Now that we’ve established interest and given them a glimpse of what skills they might be able to transfer to a potential job, we need to start preparing them for the entry-level roles you are building a bench for within your security program. Just like the initial attraction phase, we’re going to rely on tried-and-true techniques, only this time it will be targeted at a different population. Depending on their skill level, you might create several internal internships along with volunteer opportunities for some and job sharing and rotational assignments for others. 

Create multiple entry points, so you don’t scare away the less experienced or bore the folks who are further along on their journey. Many companies already use cyber champions and evangelists. If you have a formal program, great, you have at least one ready-made path for people that want to transition to cyber. If not, now is your chance to launch or formalize such a program. Make it known that this is a way to demonstrate an interest in a transition to cyber if it is of interest to participants.

But as we’re trying to go back a little further in the development journey, don’t overlook the soft skills such as institutional process knowledge, curiosity, and communication.

Before you place them in an entry-level job, the last step is to integrate them into your network and expose them to the full range of career development you use for your existing team. You likely sponsor membership in professional organizations such as ISACA, ISSA, and ISC^2. You may participate in InfraGard. You probably conduct internal team meetings for knowledge exchange. You send your people to conferences, boot camps and training, and sponsor certifications. You may even have a bug bounty program. Extend these opportunities to your pool of internal recruits. Invest in them as you recruit them. 

Assign a buddy to them just as you would a new hire. Even if they don’t end up transferring into your organization, they will learn skills that make them a much better partner to you in their current capacity. And when they do take the formal step of applying for a position, you’ll know more about them as a candidate than almost anyone else who might interview with you. Their onboarding (which you will not short-change, despite the temptation) will be much more effective. They will bring with them relationships and experience that will be invaluable to your function.

As with any new program, you’ll want to close the loop with management and report on metrics you devise to gauge your effectiveness and make corrections as needed. We know we can’t wait for cyber talent to come to us. We need to grow it ourselves.

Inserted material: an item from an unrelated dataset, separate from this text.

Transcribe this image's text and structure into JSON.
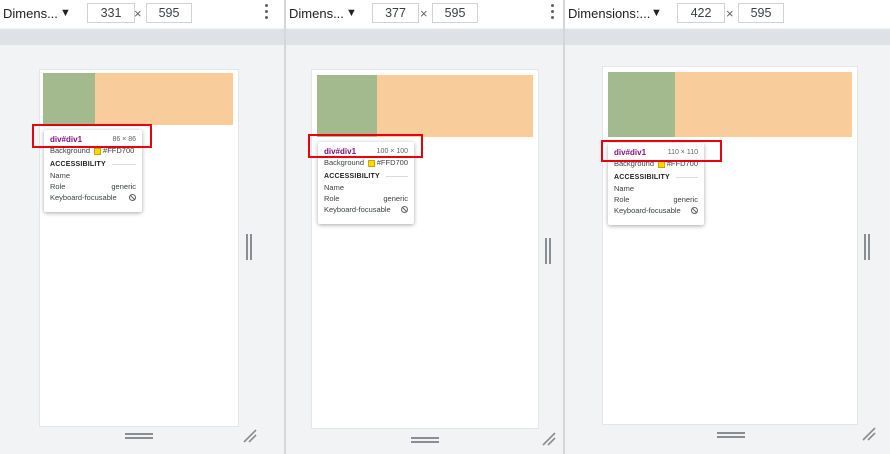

Coming full circle with Henry, our friend eventually put her hand up and said, “I’ll do it. I’ve never had a dog before, but I love Henry.” Of course, we were thrilled, but we took it slow. We started by having her hold the leash when we took him for a walk and progressed to putting his walking collar on, and eventually, she was ready to take on the little green bag. She did her first overnight a few months later and is gradually learning how to understand his needs and strike the right balance between indulgence and discipline. So, the moral of the story is look closer to home, hire for attitude, and train for skills.

This article was originally published in Cybersecurity Magazine in Fall 2021